Trump continued to get booed and said a bunch of surprising shit. Vox writes:
“And he mostly got booed for having a point. He attacked the audience as stacked to be pro-Bush — which it appears to have been. He defended Planned Parenthood as doing important work besides abortions — which it does. And he attacked George W. Bush for launching a war in Iraq when there were no weapons of mass destruction and for failing to prevent 9/11 — both totally legitimate criticisms.
But they are not criticisms you make in a Republican debate. Trump has strayed from party doctrine before, but when he’s done so, it’s been on issues where the GOP is in a very different place from the establishment.”
Cruz and Rubio, bless their Latino hearts, went after each other on what each other has said on immigration issues and not exactly on their views on immigration. Cruz and Rubio clashed over who supported “amnesty” with Cruz pointing out Rubio said one thing on an English-speaking TV station and another on Univision. Rubio countered with a “I don’t know how he knows what I said on Univision because he doesn’t speak Spanish!” And it was a whole tussle of he said he said.
+ Two teen girls died in an apparent murder-suicide in Arizona. Students and teachers identified the girls as 15-year-old sophomores Mary Kieu and Dorothy Dutiel. The girls were found near the cafeteria of their high school. Police say they found each girl with a single gunshot wound and a weapon and a suicide note near the girls. The two had been dating for two years and had pictures of each other on social media. Dutiel had tweeted “rejected af” on Twitter a few days earlier so people believe they might have broken up. Whatever the case may be, it’s sad to hear two young lives are gone.
+ Police in New York are looking for a woman who aggressively attacked a trans woman in a subway car.

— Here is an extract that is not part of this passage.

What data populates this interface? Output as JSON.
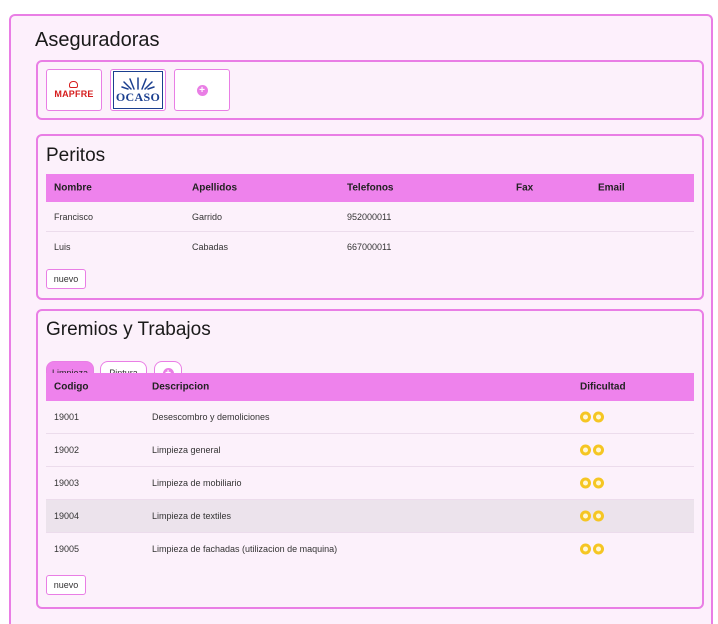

Jennifer Louise Lopez was punched in the face by the attacker and needed emergency eye surgery.
+ A transphobic bill died in the Washington’s state Senate but only by a one vote.